This process requires numerous factors. One of the most crucial is elongation factor G (EF-G), shown in color in the accompanying illustration of the ribosome. EF-G is responsible for movement within the ribosome of messenger RNA (mRNA) and transfer RNA (tRNA), the molecules that carry out instructions contained in DNA. But how does this happen?

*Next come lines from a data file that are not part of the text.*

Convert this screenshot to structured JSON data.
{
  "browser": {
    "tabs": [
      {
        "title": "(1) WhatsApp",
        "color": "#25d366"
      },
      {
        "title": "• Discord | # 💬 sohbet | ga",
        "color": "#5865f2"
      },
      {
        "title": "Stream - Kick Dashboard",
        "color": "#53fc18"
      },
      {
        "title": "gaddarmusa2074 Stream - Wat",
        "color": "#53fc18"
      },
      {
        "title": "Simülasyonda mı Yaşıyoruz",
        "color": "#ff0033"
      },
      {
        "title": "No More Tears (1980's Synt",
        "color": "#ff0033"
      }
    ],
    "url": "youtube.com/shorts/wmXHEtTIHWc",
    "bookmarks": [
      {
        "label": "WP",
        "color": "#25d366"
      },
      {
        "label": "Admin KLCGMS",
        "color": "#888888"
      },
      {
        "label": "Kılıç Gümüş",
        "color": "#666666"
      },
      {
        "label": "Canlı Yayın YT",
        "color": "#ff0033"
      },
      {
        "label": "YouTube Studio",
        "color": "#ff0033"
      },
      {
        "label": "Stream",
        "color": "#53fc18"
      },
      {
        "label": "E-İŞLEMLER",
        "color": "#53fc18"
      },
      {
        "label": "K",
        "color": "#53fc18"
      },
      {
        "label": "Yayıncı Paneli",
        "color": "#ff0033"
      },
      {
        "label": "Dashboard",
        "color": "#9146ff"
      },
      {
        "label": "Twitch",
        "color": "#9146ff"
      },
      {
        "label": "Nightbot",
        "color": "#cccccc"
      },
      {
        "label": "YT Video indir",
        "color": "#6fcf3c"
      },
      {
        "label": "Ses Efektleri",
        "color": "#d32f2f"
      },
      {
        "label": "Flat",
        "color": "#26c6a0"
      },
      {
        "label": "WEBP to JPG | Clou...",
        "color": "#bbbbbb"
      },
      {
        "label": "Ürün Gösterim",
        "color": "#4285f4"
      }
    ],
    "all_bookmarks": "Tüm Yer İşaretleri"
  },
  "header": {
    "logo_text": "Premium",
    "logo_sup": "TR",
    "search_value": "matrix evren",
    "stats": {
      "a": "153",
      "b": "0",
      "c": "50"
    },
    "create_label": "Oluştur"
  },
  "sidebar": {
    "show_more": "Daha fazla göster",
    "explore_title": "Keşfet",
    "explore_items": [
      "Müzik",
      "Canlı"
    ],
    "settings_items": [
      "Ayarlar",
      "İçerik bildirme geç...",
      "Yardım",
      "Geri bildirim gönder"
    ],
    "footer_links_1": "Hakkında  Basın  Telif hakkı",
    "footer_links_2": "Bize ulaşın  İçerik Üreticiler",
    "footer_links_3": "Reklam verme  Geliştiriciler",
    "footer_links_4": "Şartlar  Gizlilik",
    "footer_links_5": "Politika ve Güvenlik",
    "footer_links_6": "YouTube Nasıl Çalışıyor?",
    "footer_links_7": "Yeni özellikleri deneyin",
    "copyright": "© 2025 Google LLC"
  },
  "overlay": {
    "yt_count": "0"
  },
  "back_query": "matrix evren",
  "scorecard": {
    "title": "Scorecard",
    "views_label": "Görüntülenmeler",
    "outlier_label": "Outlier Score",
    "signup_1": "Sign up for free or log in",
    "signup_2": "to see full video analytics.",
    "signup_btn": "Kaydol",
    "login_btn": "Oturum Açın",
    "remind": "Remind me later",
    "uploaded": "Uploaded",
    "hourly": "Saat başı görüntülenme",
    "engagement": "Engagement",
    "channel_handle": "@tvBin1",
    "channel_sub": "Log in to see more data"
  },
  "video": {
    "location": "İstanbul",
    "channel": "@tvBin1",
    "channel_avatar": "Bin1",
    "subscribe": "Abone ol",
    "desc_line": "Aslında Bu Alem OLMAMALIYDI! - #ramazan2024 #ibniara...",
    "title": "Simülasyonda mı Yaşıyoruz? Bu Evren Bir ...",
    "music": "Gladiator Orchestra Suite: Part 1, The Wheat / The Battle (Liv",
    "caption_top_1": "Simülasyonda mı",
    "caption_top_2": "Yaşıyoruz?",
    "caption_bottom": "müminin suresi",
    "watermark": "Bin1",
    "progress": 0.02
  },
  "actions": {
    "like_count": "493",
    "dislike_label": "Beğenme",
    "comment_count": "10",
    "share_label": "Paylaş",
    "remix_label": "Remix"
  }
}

In this simplified illustration, Yale research scientist Jinzhong Lin and colleagues in the lab of Nobel laureate Thomas Steitz in the Department of Molecular Biophysics and Biochemistry show that portions of EF-G (in green, yellow and red) function something like a motor and force tRNA to move forward after the addition of each amino acid, a necessary step to add to the developing polypeptide chain. The work is published in the journal Cell.